_Task objective_: Read through the lines below for the string "interpolation" and copy each one that has it.

_Provided data_:
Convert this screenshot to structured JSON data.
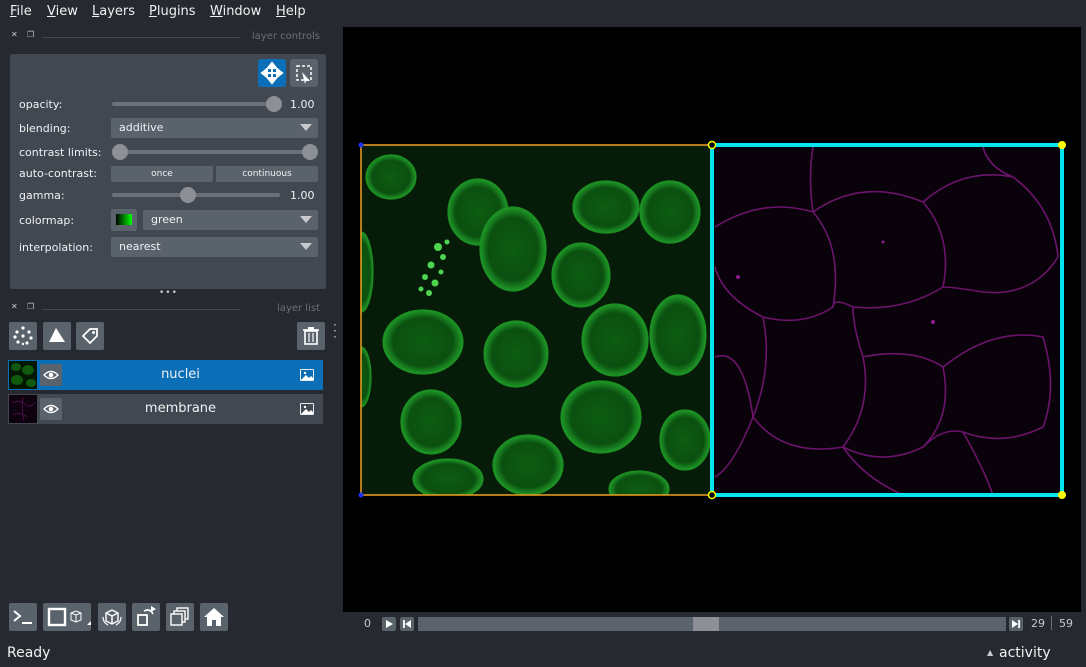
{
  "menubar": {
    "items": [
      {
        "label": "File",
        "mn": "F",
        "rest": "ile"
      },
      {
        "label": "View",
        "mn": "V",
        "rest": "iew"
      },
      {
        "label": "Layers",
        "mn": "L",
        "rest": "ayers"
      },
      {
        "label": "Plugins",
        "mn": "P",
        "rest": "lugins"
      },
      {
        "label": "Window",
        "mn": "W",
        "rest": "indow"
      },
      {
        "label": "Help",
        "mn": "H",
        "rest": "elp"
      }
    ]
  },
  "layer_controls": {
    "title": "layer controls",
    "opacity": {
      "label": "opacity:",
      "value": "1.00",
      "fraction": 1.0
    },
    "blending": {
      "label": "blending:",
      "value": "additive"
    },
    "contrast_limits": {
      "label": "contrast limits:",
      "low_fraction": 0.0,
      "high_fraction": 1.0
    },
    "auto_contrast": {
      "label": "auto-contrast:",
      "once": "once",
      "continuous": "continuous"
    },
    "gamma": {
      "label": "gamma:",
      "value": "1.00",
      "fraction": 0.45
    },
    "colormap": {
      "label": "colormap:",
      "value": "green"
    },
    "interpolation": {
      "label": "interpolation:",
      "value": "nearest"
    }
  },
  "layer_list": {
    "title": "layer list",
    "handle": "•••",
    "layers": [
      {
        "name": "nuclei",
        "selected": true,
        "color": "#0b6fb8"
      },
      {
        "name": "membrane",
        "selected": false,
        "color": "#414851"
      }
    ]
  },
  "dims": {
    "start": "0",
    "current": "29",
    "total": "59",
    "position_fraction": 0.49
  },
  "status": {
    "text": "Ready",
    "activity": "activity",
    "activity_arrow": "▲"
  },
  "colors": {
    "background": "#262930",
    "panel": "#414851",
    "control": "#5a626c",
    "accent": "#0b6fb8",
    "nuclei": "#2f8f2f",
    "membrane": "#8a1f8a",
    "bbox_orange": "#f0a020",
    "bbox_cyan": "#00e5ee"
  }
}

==

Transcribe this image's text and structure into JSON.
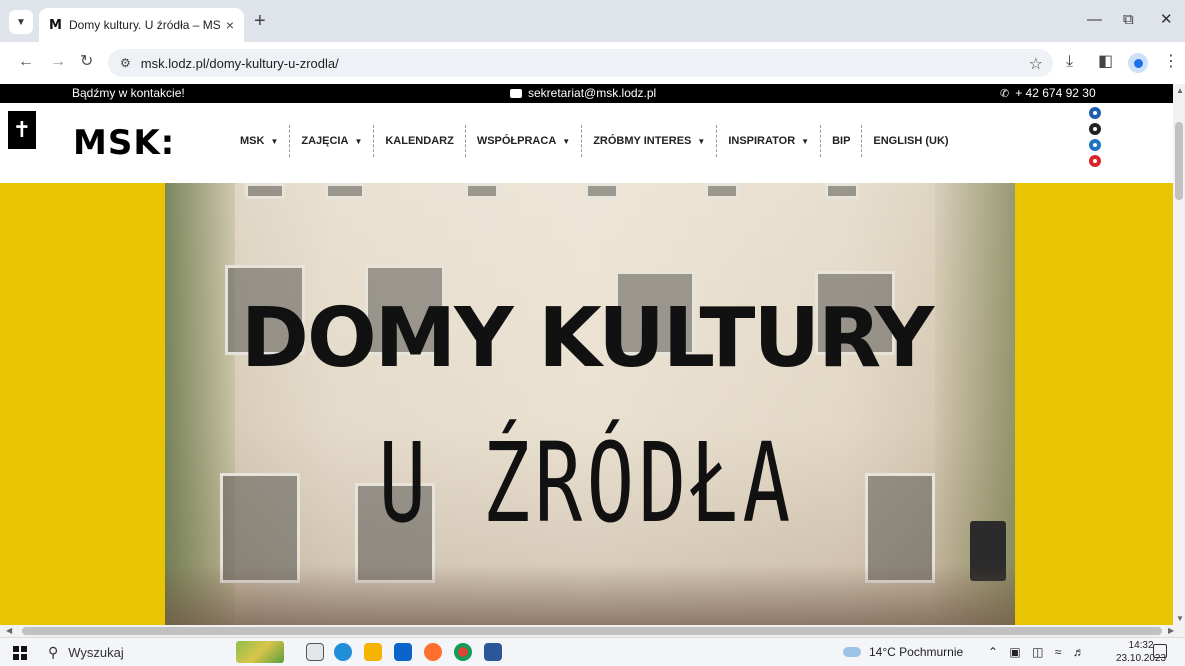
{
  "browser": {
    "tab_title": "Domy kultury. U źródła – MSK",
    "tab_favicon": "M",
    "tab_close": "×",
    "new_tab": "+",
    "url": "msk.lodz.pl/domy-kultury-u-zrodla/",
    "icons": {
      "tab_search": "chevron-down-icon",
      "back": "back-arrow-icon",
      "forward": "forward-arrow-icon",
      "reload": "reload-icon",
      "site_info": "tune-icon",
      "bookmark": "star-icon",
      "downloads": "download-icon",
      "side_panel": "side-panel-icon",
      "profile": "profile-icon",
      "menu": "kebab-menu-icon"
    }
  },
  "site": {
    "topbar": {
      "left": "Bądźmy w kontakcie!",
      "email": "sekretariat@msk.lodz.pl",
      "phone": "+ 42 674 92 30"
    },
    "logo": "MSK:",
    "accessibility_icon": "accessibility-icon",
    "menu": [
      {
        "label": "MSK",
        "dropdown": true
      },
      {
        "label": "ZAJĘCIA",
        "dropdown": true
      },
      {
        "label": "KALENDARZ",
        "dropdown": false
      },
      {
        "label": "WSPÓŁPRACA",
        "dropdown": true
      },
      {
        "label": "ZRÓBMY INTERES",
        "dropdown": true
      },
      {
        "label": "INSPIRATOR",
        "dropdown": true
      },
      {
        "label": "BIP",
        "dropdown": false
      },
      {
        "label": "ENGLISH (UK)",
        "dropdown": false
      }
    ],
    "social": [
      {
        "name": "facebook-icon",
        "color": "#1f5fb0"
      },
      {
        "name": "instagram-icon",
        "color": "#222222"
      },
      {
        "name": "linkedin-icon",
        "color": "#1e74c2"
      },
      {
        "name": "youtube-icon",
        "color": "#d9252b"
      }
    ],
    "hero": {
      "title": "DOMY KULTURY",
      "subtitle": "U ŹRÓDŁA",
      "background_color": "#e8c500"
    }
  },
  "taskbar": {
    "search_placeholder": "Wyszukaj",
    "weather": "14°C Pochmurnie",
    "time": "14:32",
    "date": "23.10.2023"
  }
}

_Answer for the task_:
    "interpolation": {
      "label": "interpolation:",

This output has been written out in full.